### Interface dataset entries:
>>>

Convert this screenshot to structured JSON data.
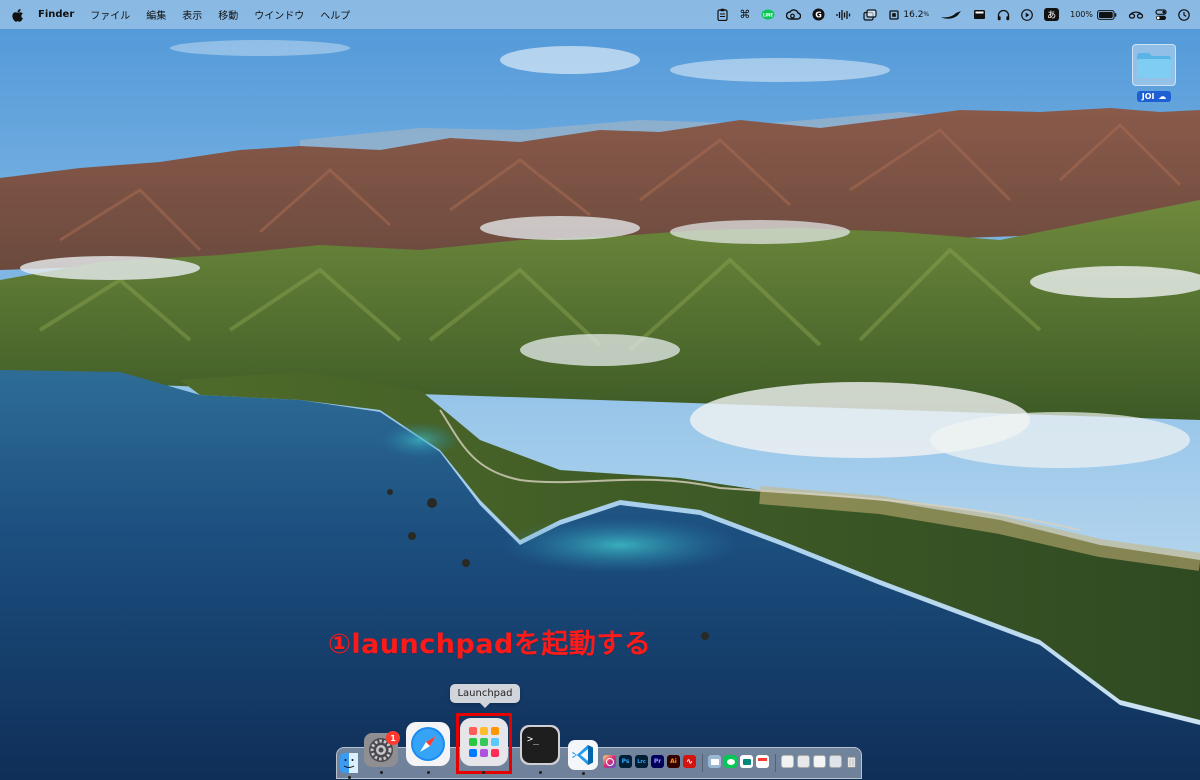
{
  "menubar": {
    "app_name": "Finder",
    "menus": [
      "ファイル",
      "編集",
      "表示",
      "移動",
      "ウインドウ",
      "ヘルプ"
    ],
    "status_icons": [
      "clipboard-icon",
      "command-icon",
      "line-icon",
      "creative-cloud-icon",
      "grammarly-icon",
      "audio-wave-icon",
      "screens-icon",
      "cpu-stats-icon",
      "swift-icon",
      "display-icon",
      "headphones-icon",
      "play-icon",
      "input-method-icon",
      "battery-icon",
      "wifi-icon",
      "control-center-icon",
      "clock-icon"
    ],
    "cpu_value": "16.2",
    "cpu_unit": "%",
    "input_method": "あ",
    "battery_percent": "100%"
  },
  "desktop": {
    "folder_label": "JOI",
    "folder_label_suffix": "☁"
  },
  "annotation": {
    "text": "①launchpadを起動する",
    "color": "#ff1a1a"
  },
  "tooltip": {
    "label": "Launchpad"
  },
  "dock": {
    "settings_badge": "1",
    "apps": [
      "Finder",
      "System Settings",
      "Safari",
      "Launchpad",
      "Terminal",
      "Visual Studio Code",
      "Instagram",
      "Photoshop",
      "Lightroom Classic",
      "Premiere Pro",
      "Illustrator",
      "Acrobat",
      "Preview",
      "LINE",
      "Google Meet",
      "Calendar"
    ],
    "mini_labels": {
      "ps": "Ps",
      "lrc": "Lrc",
      "pr": "Pr",
      "ai": "Ai"
    }
  },
  "colors": {
    "highlight": "#e60000",
    "folder_label_bg": "#1f5fd4"
  }
}
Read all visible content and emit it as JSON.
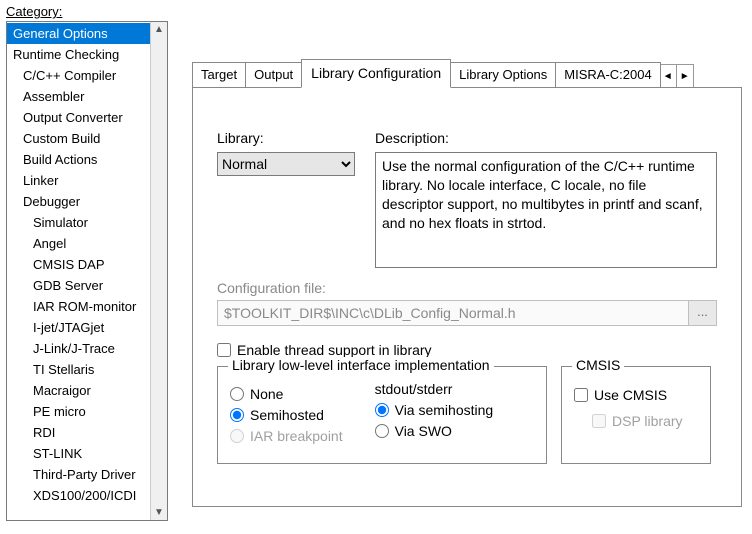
{
  "sidebar": {
    "label": "Category:",
    "items": [
      {
        "label": "General Options",
        "indent": 0,
        "selected": true
      },
      {
        "label": "Runtime Checking",
        "indent": 0
      },
      {
        "label": "C/C++ Compiler",
        "indent": 1
      },
      {
        "label": "Assembler",
        "indent": 1
      },
      {
        "label": "Output Converter",
        "indent": 1
      },
      {
        "label": "Custom Build",
        "indent": 1
      },
      {
        "label": "Build Actions",
        "indent": 1
      },
      {
        "label": "Linker",
        "indent": 1
      },
      {
        "label": "Debugger",
        "indent": 1
      },
      {
        "label": "Simulator",
        "indent": 2
      },
      {
        "label": "Angel",
        "indent": 2
      },
      {
        "label": "CMSIS DAP",
        "indent": 2
      },
      {
        "label": "GDB Server",
        "indent": 2
      },
      {
        "label": "IAR ROM-monitor",
        "indent": 2
      },
      {
        "label": "I-jet/JTAGjet",
        "indent": 2
      },
      {
        "label": "J-Link/J-Trace",
        "indent": 2
      },
      {
        "label": "TI Stellaris",
        "indent": 2
      },
      {
        "label": "Macraigor",
        "indent": 2
      },
      {
        "label": "PE micro",
        "indent": 2
      },
      {
        "label": "RDI",
        "indent": 2
      },
      {
        "label": "ST-LINK",
        "indent": 2
      },
      {
        "label": "Third-Party Driver",
        "indent": 2
      },
      {
        "label": "XDS100/200/ICDI",
        "indent": 2
      }
    ]
  },
  "tabs": {
    "items": [
      "Target",
      "Output",
      "Library Configuration",
      "Library Options",
      "MISRA-C:2004"
    ],
    "active_index": 2
  },
  "library": {
    "label": "Library:",
    "selected": "Normal"
  },
  "description": {
    "label": "Description:",
    "text": "Use the normal configuration of the C/C++ runtime library. No locale interface, C locale, no file descriptor support, no multibytes in printf and scanf, and no hex floats in strtod."
  },
  "config_file": {
    "label": "Configuration file:",
    "value": "$TOOLKIT_DIR$\\INC\\c\\DLib_Config_Normal.h",
    "browse": "..."
  },
  "thread_support": {
    "label": "Enable thread support in library",
    "checked": false
  },
  "lowlevel": {
    "legend": "Library low-level interface implementation",
    "left": {
      "none": "None",
      "semihosted": "Semihosted",
      "iar_bp": "IAR breakpoint"
    },
    "right": {
      "header": "stdout/stderr",
      "via_semi": "Via semihosting",
      "via_swo": "Via SWO"
    }
  },
  "cmsis": {
    "legend": "CMSIS",
    "use": "Use CMSIS",
    "dsp": "DSP library"
  }
}
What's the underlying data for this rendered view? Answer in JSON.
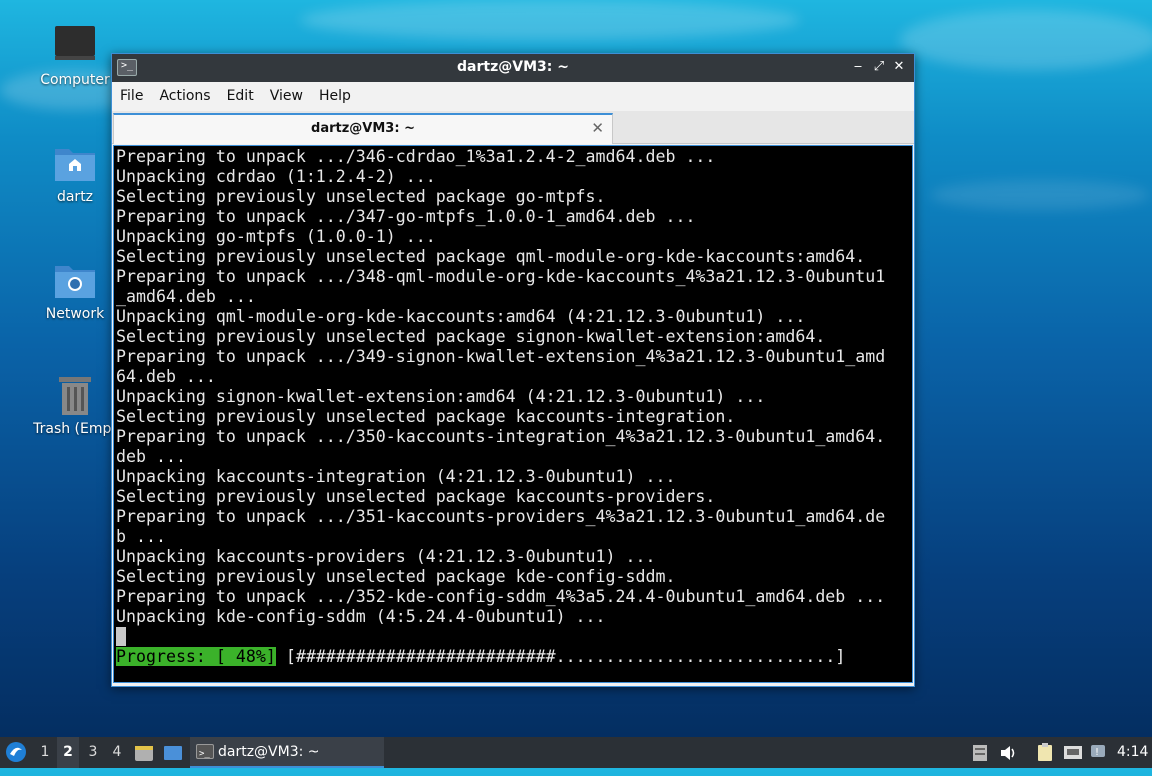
{
  "desktop": {
    "icons": [
      {
        "label": "Computer"
      },
      {
        "label": "dartz"
      },
      {
        "label": "Network"
      },
      {
        "label": "Trash (Empt"
      }
    ]
  },
  "window": {
    "title": "dartz@VM3: ~",
    "menu": [
      "File",
      "Actions",
      "Edit",
      "View",
      "Help"
    ],
    "tab_title": "dartz@VM3: ~",
    "controls": {
      "minimize": "‒",
      "maximize": "⤢",
      "close": "✕"
    }
  },
  "terminal": {
    "lines": [
      "Preparing to unpack .../346-cdrdao_1%3a1.2.4-2_amd64.deb ...",
      "Unpacking cdrdao (1:1.2.4-2) ...",
      "Selecting previously unselected package go-mtpfs.",
      "Preparing to unpack .../347-go-mtpfs_1.0.0-1_amd64.deb ...",
      "Unpacking go-mtpfs (1.0.0-1) ...",
      "Selecting previously unselected package qml-module-org-kde-kaccounts:amd64.",
      "Preparing to unpack .../348-qml-module-org-kde-kaccounts_4%3a21.12.3-0ubuntu1",
      "_amd64.deb ...",
      "Unpacking qml-module-org-kde-kaccounts:amd64 (4:21.12.3-0ubuntu1) ...",
      "Selecting previously unselected package signon-kwallet-extension:amd64.",
      "Preparing to unpack .../349-signon-kwallet-extension_4%3a21.12.3-0ubuntu1_amd",
      "64.deb ...",
      "Unpacking signon-kwallet-extension:amd64 (4:21.12.3-0ubuntu1) ...",
      "Selecting previously unselected package kaccounts-integration.",
      "Preparing to unpack .../350-kaccounts-integration_4%3a21.12.3-0ubuntu1_amd64.",
      "deb ...",
      "Unpacking kaccounts-integration (4:21.12.3-0ubuntu1) ...",
      "Selecting previously unselected package kaccounts-providers.",
      "Preparing to unpack .../351-kaccounts-providers_4%3a21.12.3-0ubuntu1_amd64.de",
      "b ...",
      "Unpacking kaccounts-providers (4:21.12.3-0ubuntu1) ...",
      "Selecting previously unselected package kde-config-sddm.",
      "Preparing to unpack .../352-kde-config-sddm_4%3a5.24.4-0ubuntu1_amd64.deb ...",
      "Unpacking kde-config-sddm (4:5.24.4-0ubuntu1) ..."
    ],
    "progress_label": "Progress: [ 48%]",
    "progress_bar": " [##########################............................]"
  },
  "taskbar": {
    "workspaces": [
      "1",
      "2",
      "3",
      "4"
    ],
    "active_workspace": "2",
    "task_label": "dartz@VM3: ~",
    "clock": "4:14"
  }
}
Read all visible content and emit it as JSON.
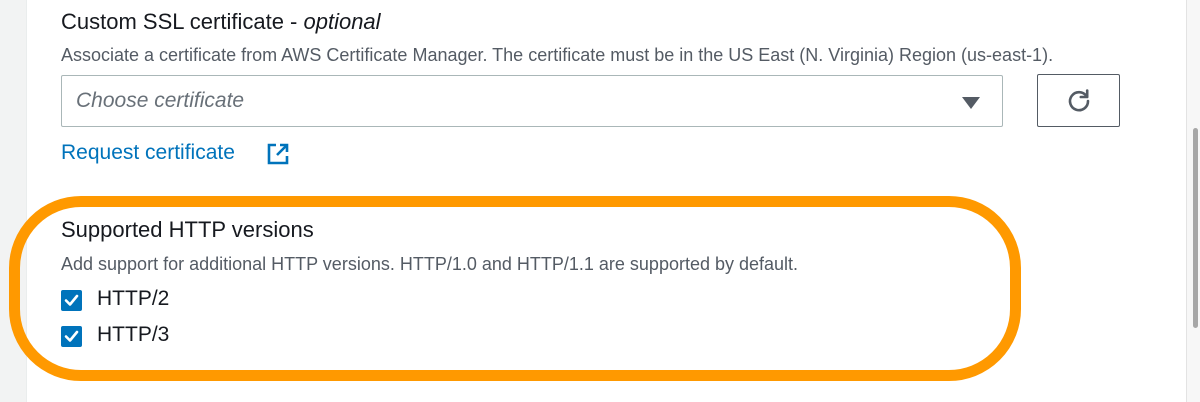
{
  "certificate": {
    "label": "Custom SSL certificate - ",
    "label_optional": "optional",
    "description": "Associate a certificate from AWS Certificate Manager. The certificate must be in the US East (N. Virginia) Region (us-east-1).",
    "select_placeholder": "Choose certificate",
    "request_link": "Request certificate",
    "icons": {
      "dropdown": "caret-down-icon",
      "refresh": "refresh-icon",
      "external": "external-link-icon"
    }
  },
  "http_versions": {
    "title": "Supported HTTP versions",
    "description": "Add support for additional HTTP versions. HTTP/1.0 and HTTP/1.1 are supported by default.",
    "options": [
      {
        "label": "HTTP/2",
        "checked": true
      },
      {
        "label": "HTTP/3",
        "checked": true
      }
    ]
  },
  "colors": {
    "accent": "#0073bb",
    "highlight": "#ff9900",
    "text": "#16191f",
    "muted": "#545b64"
  }
}
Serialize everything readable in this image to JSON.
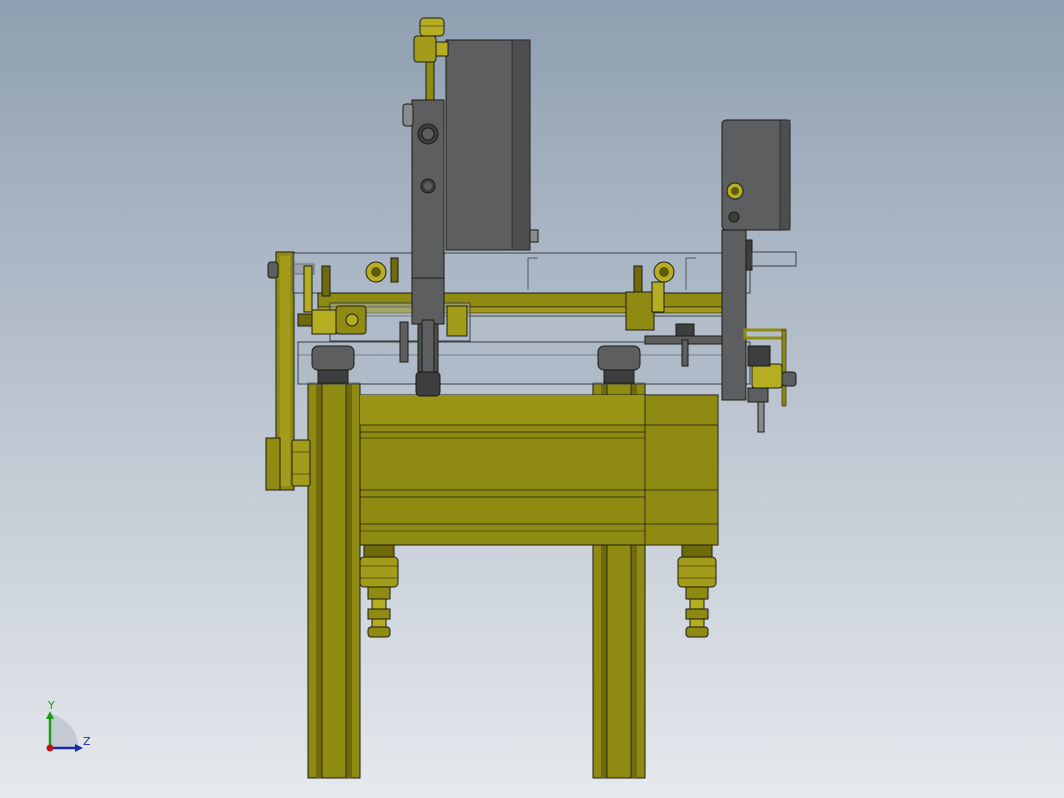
{
  "viewport": {
    "background_top": "#8f9fb1",
    "background_bottom": "#e6e9ed"
  },
  "colors": {
    "olive": "#8f8a12",
    "olive_light": "#b5ae23",
    "olive_dark": "#5e5a08",
    "steel": "#5d5e60",
    "steel_dark": "#3d3e40",
    "steel_light": "#8a8b8e",
    "glass": "#a9b6c5",
    "edge": "#1c1c12"
  },
  "triad": {
    "y_label": "Y",
    "z_label": "Z",
    "y_color": "#1a9c1a",
    "z_color": "#1a2aa6",
    "origin_color": "#c0121a"
  }
}
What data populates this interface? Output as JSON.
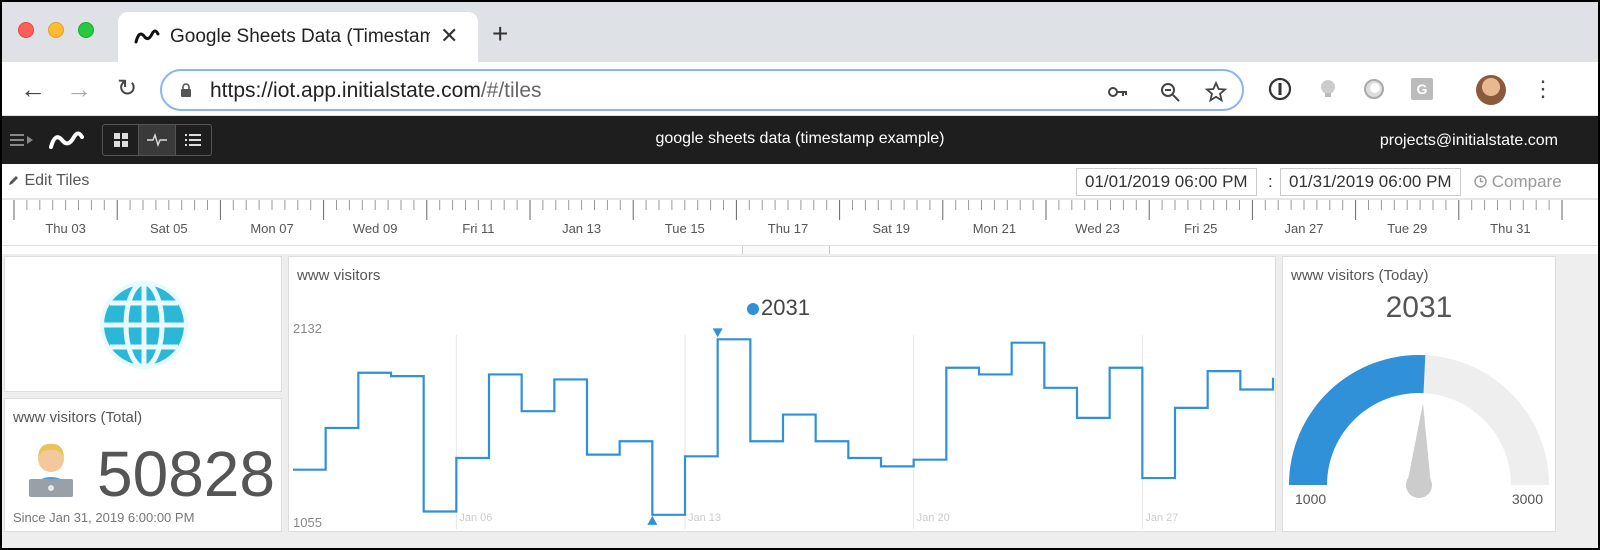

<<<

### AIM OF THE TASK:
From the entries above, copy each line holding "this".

### RESPONSE BOX:
Convert this screenshot to structured JSON data.
What's the underlying data for this rendered view? Answer in JSON.
Serialize everything readable in this image to JSON.
What data populates this interface? Output as JSON.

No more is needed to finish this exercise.